In this last parliamentary session, I was proud to host representatives of the Tsleil Watuth, Squamish and Musqueum Nations in Ottawa so that they could share their concerns on this project with other members of parliament.


There are concerns that making a decision in absence of the proposed modernizations to the National Energy Board will not adequately address many concerns that have been raised. I was glad that the TMX panel was formed to pass on these concerns to cabinet on behalf of our community.


This is not an environment where the best ideas can rise to the top, and we may be preventing innovative new projects from moving forward in the first place. This is of particular importance when we consider all the various kinds of alternative energy projects that may be coming forward in the near future.


When making a 60 year decision it seems prudent that these types of projects should be evaluated in the context of their viable alternatives.

I believe that there might be a way forward where we can enjoy the same economic benefits but do a better job at minimizing environmental and economic risk.


I want to make decisions that will help make Canada strong not just four years from now, but 25, 50 and 100 years from now. This means that the long-term costs must be fully evaluated alongside the benefits.
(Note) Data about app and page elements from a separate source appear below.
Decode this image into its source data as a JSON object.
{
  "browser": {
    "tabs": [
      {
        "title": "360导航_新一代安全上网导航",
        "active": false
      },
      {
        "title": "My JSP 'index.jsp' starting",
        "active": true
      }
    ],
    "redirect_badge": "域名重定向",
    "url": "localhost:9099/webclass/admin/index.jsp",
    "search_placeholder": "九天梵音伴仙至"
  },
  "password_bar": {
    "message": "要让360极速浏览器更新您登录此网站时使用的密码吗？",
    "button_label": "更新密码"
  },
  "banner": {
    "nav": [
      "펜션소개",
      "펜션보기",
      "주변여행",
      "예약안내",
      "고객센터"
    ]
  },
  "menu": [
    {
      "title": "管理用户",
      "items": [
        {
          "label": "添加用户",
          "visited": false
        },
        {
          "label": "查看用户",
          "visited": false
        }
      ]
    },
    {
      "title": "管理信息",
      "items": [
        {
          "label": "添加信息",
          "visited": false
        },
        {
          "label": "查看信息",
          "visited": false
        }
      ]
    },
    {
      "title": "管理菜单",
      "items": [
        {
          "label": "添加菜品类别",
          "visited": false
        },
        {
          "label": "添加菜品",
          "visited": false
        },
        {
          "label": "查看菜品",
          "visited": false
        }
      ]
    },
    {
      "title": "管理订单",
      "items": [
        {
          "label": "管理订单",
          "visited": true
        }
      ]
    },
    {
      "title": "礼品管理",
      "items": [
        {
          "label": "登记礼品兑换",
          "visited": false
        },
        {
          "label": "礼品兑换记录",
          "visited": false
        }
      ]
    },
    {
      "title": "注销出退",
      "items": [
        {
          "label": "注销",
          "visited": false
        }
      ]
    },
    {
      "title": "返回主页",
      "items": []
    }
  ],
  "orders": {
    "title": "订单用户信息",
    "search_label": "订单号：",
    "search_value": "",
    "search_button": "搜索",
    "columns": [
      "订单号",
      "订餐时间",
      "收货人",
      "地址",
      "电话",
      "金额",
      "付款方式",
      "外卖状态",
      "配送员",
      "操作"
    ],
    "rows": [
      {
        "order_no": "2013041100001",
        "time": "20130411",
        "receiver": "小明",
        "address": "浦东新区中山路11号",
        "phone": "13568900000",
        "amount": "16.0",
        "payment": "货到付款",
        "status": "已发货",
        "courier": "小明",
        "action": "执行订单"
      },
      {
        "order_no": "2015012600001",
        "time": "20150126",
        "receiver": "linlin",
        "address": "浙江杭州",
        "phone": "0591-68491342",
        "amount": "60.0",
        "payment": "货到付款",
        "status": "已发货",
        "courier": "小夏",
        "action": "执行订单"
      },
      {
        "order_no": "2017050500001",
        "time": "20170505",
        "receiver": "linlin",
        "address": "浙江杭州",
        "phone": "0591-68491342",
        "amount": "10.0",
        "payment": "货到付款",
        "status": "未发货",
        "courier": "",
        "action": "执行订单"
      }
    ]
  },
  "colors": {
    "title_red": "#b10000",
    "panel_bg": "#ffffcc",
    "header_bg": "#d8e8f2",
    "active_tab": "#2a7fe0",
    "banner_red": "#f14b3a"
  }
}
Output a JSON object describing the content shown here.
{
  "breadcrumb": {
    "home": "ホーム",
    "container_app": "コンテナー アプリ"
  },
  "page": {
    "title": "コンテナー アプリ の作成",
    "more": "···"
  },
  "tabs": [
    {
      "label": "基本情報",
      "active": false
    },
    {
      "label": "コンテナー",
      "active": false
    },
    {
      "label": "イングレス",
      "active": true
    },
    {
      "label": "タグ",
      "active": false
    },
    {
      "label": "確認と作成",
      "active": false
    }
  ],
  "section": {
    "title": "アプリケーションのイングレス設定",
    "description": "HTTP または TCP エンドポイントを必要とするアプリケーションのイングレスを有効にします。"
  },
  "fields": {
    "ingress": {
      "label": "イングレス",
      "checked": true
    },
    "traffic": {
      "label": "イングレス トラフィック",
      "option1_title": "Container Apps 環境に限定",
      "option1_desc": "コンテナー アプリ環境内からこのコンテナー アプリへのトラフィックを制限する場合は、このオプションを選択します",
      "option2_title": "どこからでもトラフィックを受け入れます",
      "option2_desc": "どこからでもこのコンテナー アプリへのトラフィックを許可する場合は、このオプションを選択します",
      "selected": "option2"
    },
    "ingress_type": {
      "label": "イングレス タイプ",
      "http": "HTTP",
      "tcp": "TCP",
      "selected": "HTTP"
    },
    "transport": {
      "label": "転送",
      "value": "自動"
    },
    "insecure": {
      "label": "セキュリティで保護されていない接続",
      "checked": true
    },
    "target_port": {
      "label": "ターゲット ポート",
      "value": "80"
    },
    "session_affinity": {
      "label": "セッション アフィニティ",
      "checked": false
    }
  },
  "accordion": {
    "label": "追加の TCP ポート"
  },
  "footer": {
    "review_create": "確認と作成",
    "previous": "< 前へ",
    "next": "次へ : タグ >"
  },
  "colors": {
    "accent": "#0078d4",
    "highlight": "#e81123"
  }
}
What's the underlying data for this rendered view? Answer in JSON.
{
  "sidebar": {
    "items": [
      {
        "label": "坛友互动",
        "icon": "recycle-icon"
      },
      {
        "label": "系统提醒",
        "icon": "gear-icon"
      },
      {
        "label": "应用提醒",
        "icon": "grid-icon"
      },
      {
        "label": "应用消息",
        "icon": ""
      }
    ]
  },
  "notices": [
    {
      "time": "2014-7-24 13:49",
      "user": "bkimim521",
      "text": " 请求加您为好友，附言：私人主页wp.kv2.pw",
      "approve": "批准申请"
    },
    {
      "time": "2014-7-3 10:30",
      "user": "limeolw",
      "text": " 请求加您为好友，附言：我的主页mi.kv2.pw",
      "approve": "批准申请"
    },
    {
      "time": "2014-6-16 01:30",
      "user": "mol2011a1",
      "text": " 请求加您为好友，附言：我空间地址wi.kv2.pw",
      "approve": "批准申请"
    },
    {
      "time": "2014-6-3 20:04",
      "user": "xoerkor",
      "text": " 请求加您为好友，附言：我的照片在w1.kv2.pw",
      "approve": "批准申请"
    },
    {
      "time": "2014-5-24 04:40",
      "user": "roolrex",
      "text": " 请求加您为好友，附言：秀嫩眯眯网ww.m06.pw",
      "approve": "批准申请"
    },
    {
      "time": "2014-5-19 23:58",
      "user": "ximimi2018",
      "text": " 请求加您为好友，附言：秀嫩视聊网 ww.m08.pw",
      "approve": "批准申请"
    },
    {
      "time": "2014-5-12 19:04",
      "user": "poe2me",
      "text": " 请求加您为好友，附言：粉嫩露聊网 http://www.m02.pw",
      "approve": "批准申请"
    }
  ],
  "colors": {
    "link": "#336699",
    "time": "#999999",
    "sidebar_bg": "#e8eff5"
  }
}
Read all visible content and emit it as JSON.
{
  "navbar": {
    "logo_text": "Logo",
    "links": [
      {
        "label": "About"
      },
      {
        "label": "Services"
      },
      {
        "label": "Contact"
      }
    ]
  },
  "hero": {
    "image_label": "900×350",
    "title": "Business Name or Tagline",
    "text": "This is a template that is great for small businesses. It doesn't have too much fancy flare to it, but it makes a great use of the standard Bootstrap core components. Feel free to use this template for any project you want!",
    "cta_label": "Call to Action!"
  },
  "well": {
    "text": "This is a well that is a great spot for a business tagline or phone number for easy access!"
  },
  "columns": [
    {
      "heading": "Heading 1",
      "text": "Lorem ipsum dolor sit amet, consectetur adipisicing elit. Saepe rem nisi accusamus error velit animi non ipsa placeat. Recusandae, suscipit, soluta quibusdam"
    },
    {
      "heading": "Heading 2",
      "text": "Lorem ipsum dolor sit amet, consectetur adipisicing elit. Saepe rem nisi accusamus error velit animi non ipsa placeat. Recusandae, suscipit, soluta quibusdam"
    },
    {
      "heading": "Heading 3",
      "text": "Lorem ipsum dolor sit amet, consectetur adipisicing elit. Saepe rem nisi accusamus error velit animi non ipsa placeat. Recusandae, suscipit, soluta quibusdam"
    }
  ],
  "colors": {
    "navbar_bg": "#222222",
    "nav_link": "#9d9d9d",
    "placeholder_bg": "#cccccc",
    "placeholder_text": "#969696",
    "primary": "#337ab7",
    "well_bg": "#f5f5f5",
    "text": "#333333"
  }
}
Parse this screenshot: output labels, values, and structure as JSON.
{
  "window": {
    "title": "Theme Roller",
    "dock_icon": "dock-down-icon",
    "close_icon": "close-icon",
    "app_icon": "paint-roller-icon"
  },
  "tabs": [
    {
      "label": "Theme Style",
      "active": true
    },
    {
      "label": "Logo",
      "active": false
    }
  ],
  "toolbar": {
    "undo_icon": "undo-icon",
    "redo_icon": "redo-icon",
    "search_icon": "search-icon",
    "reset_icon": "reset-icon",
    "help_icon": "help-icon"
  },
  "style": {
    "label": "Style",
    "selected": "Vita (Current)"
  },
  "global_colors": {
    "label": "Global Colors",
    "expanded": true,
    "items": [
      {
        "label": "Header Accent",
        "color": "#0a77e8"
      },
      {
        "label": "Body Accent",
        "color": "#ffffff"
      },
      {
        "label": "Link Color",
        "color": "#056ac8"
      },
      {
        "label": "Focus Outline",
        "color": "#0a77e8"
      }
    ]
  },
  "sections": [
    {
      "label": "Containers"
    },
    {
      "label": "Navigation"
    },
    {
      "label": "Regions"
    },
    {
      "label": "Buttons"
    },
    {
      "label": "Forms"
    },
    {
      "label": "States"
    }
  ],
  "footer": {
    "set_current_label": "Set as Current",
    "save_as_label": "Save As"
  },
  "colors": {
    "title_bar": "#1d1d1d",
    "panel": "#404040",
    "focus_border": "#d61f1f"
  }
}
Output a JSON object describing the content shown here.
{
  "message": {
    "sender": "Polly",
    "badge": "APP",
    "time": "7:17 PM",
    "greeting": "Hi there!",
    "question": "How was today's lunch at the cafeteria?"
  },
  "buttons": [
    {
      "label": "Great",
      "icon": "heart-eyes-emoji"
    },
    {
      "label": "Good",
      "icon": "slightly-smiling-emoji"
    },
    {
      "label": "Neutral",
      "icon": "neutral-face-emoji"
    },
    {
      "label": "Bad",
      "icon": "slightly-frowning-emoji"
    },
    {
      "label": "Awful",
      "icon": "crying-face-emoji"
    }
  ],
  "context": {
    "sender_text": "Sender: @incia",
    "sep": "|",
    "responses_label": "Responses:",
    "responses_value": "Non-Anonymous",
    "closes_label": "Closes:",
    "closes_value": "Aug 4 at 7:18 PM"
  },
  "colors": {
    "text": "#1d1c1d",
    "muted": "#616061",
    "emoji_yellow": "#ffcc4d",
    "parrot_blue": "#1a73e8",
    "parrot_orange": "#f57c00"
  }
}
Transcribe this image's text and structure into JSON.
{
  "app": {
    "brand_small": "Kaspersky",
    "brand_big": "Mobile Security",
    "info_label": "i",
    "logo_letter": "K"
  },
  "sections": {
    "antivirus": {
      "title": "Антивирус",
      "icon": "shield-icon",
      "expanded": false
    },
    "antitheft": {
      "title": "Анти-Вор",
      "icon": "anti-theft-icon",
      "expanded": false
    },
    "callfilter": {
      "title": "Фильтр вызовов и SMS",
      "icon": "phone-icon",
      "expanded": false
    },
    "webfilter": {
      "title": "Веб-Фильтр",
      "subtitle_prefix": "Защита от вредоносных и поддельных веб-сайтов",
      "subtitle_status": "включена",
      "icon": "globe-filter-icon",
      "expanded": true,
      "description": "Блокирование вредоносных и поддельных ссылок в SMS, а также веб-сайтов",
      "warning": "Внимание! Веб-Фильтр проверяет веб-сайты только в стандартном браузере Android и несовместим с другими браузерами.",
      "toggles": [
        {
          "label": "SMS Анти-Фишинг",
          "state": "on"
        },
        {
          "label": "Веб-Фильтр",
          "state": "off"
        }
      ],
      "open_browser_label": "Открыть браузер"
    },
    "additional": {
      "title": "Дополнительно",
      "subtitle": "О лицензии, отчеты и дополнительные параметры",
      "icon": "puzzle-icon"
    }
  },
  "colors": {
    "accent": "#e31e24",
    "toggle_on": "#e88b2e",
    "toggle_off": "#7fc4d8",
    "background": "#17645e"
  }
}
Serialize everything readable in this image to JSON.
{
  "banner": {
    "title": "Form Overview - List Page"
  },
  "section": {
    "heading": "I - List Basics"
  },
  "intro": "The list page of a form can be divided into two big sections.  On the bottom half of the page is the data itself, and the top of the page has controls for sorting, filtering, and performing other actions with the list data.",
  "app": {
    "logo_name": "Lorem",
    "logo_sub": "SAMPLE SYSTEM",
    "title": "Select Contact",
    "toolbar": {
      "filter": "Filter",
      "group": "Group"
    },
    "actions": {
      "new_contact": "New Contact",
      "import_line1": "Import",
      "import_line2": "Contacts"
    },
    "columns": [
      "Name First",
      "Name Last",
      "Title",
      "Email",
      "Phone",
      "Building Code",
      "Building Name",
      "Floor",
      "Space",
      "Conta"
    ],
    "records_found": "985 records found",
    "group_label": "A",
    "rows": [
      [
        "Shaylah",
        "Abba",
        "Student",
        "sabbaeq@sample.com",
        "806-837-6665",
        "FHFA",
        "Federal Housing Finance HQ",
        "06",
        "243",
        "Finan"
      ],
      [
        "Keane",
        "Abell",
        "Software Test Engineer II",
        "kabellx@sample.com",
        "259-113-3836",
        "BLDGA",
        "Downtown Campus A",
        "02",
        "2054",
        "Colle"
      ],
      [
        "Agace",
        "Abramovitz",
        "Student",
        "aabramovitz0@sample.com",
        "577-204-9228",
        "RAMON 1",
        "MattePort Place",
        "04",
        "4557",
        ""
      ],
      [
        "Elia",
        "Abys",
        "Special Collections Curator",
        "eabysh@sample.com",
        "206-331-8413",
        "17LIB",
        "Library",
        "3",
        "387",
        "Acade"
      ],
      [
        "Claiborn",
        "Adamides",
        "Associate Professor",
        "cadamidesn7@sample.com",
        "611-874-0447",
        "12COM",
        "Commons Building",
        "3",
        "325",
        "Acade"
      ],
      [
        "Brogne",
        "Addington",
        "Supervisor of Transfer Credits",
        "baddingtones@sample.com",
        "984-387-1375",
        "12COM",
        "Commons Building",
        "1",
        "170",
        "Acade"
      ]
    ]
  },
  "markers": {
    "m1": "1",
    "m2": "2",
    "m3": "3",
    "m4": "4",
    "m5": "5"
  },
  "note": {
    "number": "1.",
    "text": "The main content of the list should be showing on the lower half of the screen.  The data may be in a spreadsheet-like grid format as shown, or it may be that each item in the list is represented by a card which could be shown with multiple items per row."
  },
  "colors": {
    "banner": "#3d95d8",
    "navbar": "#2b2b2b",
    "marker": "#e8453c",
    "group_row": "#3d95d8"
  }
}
It is the only meaningful way to truly evaluate “National Interest”.


Like my constituents, I worry that by pushing this project through our most urban and highly utilized residential neighbourhoods, we are unnecessarily increasing risk while not gaining any additional incremental economic benefit.

This is a residential neighbourhood and recreational area surrounded by parks, schools and some of the most beautiful wilderness that the world has to offer, and it must be experienced to be understood.


We must ask how resource development today fits into an overall plan to build a more sustainable future. This plan must also take into account Canada’s role within a globalized context which considers countries that are at various stages of development and that utilize different systems of government. This is a complex global optimization problem that deserves the full attention of government.


Market wide policy changes will have a more persistent and significant impact on climate change than focusing on the economic and environmental balance of individual projects.


I also suggest that in the name of transparency and openness that the raw data that was collected from this process be made available to the public.